:: DATASET ENTRIES

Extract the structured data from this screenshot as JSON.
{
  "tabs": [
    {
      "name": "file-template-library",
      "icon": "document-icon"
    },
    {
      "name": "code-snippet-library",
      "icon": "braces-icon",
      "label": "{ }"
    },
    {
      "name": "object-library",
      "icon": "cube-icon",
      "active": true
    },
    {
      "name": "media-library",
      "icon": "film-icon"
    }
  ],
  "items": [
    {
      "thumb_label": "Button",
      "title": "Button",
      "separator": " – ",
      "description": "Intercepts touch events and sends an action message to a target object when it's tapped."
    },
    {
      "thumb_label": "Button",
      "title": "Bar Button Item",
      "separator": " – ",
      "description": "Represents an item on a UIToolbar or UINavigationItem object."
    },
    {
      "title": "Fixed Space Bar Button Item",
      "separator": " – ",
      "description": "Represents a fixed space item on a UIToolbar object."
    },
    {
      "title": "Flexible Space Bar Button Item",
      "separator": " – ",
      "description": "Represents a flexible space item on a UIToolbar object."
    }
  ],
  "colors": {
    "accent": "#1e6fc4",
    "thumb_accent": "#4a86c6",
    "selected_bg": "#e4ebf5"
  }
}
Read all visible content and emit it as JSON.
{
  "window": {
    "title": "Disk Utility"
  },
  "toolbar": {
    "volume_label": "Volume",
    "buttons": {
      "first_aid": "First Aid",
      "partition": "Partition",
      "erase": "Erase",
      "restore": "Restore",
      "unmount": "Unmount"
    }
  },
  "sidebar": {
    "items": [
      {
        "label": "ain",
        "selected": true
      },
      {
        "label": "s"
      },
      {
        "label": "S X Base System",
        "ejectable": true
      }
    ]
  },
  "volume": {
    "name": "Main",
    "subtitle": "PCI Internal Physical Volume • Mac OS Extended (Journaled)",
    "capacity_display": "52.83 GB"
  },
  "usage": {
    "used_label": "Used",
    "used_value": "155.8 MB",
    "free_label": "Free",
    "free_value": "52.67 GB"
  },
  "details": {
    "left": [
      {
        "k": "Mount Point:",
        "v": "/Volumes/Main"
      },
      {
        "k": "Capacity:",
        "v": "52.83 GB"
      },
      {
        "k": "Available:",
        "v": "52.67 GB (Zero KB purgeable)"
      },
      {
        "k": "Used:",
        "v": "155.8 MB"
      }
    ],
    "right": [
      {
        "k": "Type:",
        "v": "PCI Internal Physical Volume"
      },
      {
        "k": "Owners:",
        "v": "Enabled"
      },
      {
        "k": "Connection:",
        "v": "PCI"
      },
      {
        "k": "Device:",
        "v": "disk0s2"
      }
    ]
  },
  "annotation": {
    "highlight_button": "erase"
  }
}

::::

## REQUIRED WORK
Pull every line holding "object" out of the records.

## ANSWER SPACE
      "name": "object-library",
      "description": "Intercepts touch events and sends an action message to a target object when it's tapped."
      "description": "Represents an item on a UIToolbar or UINavigationItem object."
      "description": "Represents a fixed space item on a UIToolbar object."
      "description": "Represents a flexible space item on a UIToolbar object."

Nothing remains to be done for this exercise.